Black-and-white birds in Texas face various threats, including habitat loss and degradation due to urbanization, agriculture, and energy development. The conversion of grasslands and wetlands into croplands and urban areas reduces available nesting and foraging habitat for many species. Furthermore, collisions with man-made structures such as buildings and communication towers pose significant risks to migratory birds during their long-distance journeys.

Conservation efforts are crucial to mitigate these threats and ensure the survival of black-and-white bird species in Texas. Initiatives such as habitat restoration, land protection, and sustainable land management practices are essential for maintaining and enhancing suitable habitats for these birds. Additionally, raising awareness about the importance of conservation and promoting responsible environmental stewardship among local communities can help support bird populations across the region.

Citizen Science

Citizen science plays a vital role in monitoring bird populations and understanding their ecological needs. Birdwatchers and amateur ornithologists can contribute valuable data to scientific research projects by participating in bird surveys, recording observations, and submitting their findings to online databases such as eBird. By documenting bird sightings and behavior, citizen scientists help researchers track population trends, identify important habitat areas, and inform conservation strategies.

Bird enthusiasts in Texas can get involved in citizen science initiatives by joining local birding groups, participating in bird counts and monitoring programs, and volunteering for conservation organizations. By actively engaging with the natural world and sharing their observations, citizen scientists contribute valuable information that contributes to our understanding of avian ecology and informs conservation efforts to protect black-and-white birds and their habitats.

Conclusion

The black-and-white birds in Texas add beauty and diversity to state’s rich avian fauna, with species such as the ring-necked duck, lesser scaup, and black-and-white warbler contributing to the state’s ecological richness. From the wetlands of the Gulf Coast to the grasslands of the Panhandle, these birds inhabit a variety of habitats and play important roles in local ecosystems.

However, black-and-white birds face numerous threats, including habitat loss, collisions with man-made structures, and climate change.
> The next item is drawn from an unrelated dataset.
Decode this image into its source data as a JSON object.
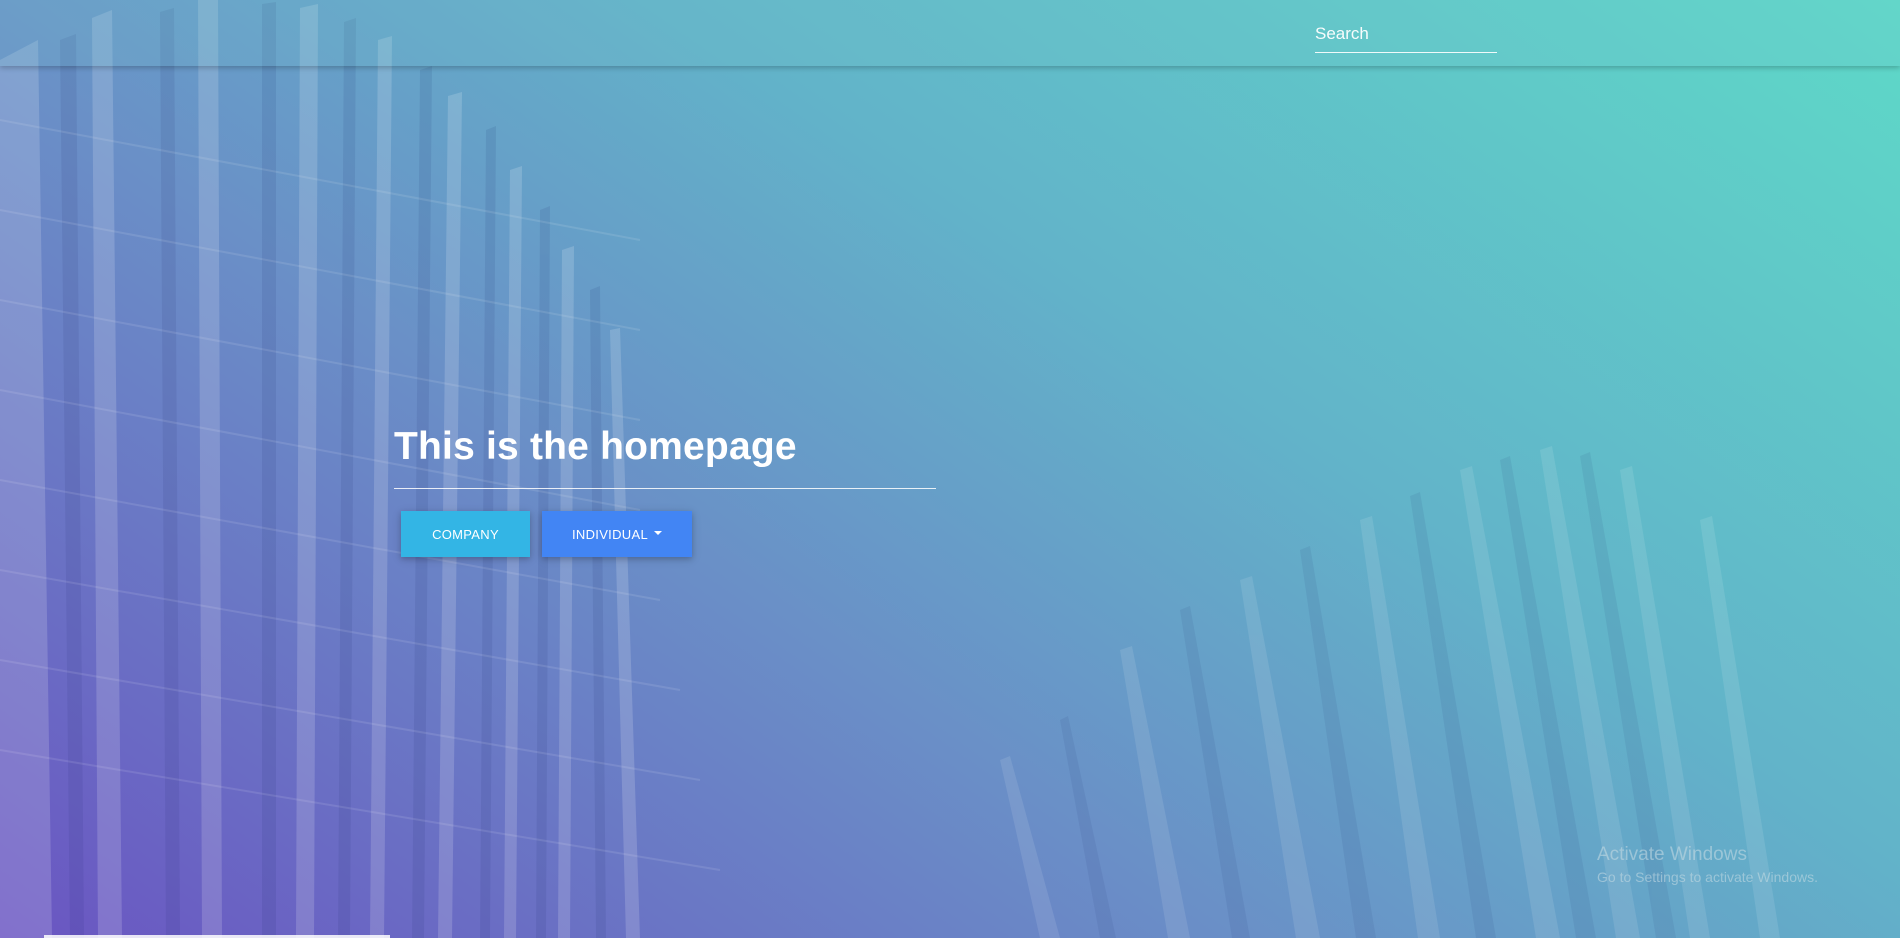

Conservation efforts and citizen science initiatives are essential for protecting these species and their habitats, ensuring that future generations can continue to enjoy the sight and sounds of these iconic birds in Texas and beyond.